  14. joy says

    This is a must for me. I never know what to do with excess oranges off tree. Do you use lemon thyme or common thyme.

  15. Bernadette @ Now Stir It Up says

    I love the idea or orange jam. I have to agree with you that I particulary love jam on cream cheese toast (or even a waffle). My kind of breakfast!!

  16. Wes Roberts says

    If this is asking for too much information, not a problem in not responding. But…where do you two amazing souls live? And do you have a more private way (email?) of communicating?

    As a 71yo leadership mentor, I encourage people to “tune in” to your blog. A mentoring model I’ve developed over the years (not a system or formula) is concerned with helping people think about their lives in 8 dimensions. All of these impact the other. Where I know people are struggling with health/wellness, etc., I encourage them to begin eating better, and moving more, etc., and your blog posts have been an enormous encouragement.

    Thus, I would welcome, if/when you and I may have the time to have further dialogue about the best of food for nourishing not only one’s body, but one’s soul and relationships and dreams. Would you, in the future, be able to give any time to that?

    Living in two different parts of the planet, most likely, Skyping is a great way to communicate. Just today I’ve Skyped across town (live in the Denver area, and a massive Spring snow storm is under way), and when I finish this I will be “going” to Dubai. :-) Would welcome exploring what might work.

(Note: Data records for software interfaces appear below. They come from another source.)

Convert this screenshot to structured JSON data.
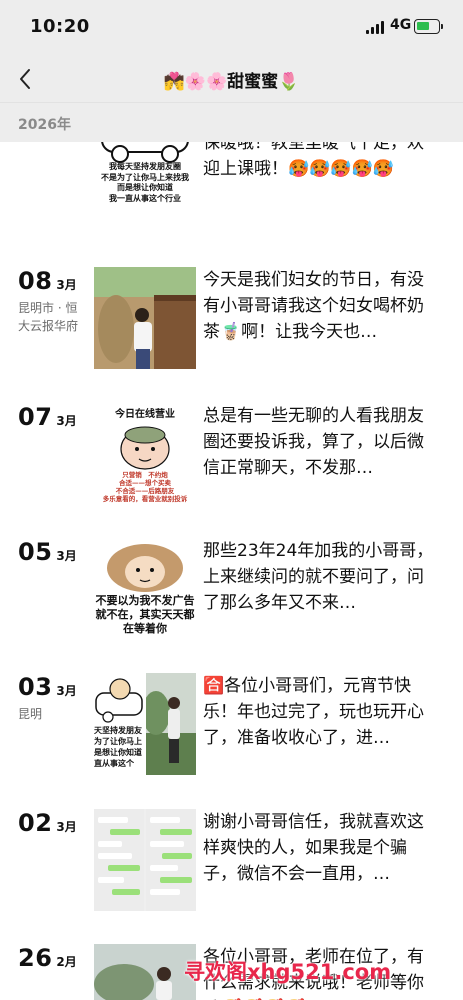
{
  "status_bar": {
    "time": "10:20",
    "network": "4G",
    "battery_charging": true,
    "accent_color": "#2dbd4e"
  },
  "nav": {
    "title": "💏🌸🌸甜蜜蜜🌷",
    "back_icon": "chevron-left-icon"
  },
  "year_header": "2026年",
  "posts": [
    {
      "day": "",
      "month": "",
      "location": "",
      "text": "今天天气转凉，各位同学注意保暖哦！教室里暖气十足，欢迎上课哦！🥵🥵🥵🥵🥵",
      "thumb_caption": "我每天坚持发朋友圈\n不是为了让你马上来找我\n而是想让你知道\n我一直从事这个行业"
    },
    {
      "day": "08",
      "month": "3月",
      "location": "昆明市 · 恒大云报华府",
      "text": "今天是我们妇女的节日，有没有小哥哥请我这个妇女喝杯奶茶🧋啊！让我今天也…"
    },
    {
      "day": "07",
      "month": "3月",
      "location": "",
      "text": "总是有一些无聊的人看我朋友圈还要投诉我，算了，以后微信正常聊天，不发那…",
      "thumb_caption_top": "今日在线营业",
      "thumb_caption_bottom": "只营销　不约炮\n合适——想个买卖\n不合适——后路朋友\n多乐意看的，看营业就别投诉"
    },
    {
      "day": "05",
      "month": "3月",
      "location": "",
      "text": "那些23年24年加我的小哥哥，上来继续问的就不要问了，问了那么多年又不来…",
      "thumb_caption": "不要以为我不发广告就不在，其实天天都在等着你"
    },
    {
      "day": "03",
      "month": "3月",
      "location": "昆明",
      "text": "🈴各位小哥哥们，元宵节快乐！年也过完了，玩也玩开心了，准备收收心了，进…",
      "thumb_caption": "天坚持发朋友\n为了让你马上\n是想让你知道\n直从事这个"
    },
    {
      "day": "02",
      "month": "3月",
      "location": "",
      "text": "谢谢小哥哥信任，我就喜欢这样爽快的人，如果我是个骗子，微信不会一直用，…"
    },
    {
      "day": "26",
      "month": "2月",
      "location": "",
      "text": "各位小哥哥，老师在位了，有什么需求就来说哦！老师等你哦🥰🥰🥰🥰"
    }
  ],
  "watermark": "寻欢阁xhg521.com",
  "colors": {
    "header_bg": "#ededed",
    "watermark_red": "#e8274b",
    "location_gray": "#6b6b6b"
  }
}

    Keep up your good work. An olde man here in the Rockies is thoroughly enjoying your efforts. And your pictures are art pieces!

    …thank you for any consideration!

    Wes

    • Jackie says

      Can this orange/thyme jam be further preserved (for longer period of time) by placing in boiling water bath? Can the persimmon version also be preserved (canned) using boiling water bath? I have a lot of persimmons!

  17. Eileen says

    I’m definitely intrigued to see that this jam is made of citrus, and yet it’s not the ubiquitous marmalade–which I generally find too butter to eat in any quantity. But I think I would have no trouble at all downing a couple jars of this jam on toast! :)

  18. Kathryn says

    Love how bright and sunny these pictures are! Thyme is such a great herb especially in combination with citrus fruit. Lovely!

  19. Jess says

    What a great combination of flavors, Dana. Homemade jam is one of my favorite things. Stunning pictures, as always!

  20. Tieghan says

    Making you own jam is such and awesome idea!! This orange jame look so good on that toast! I want some for breakfast!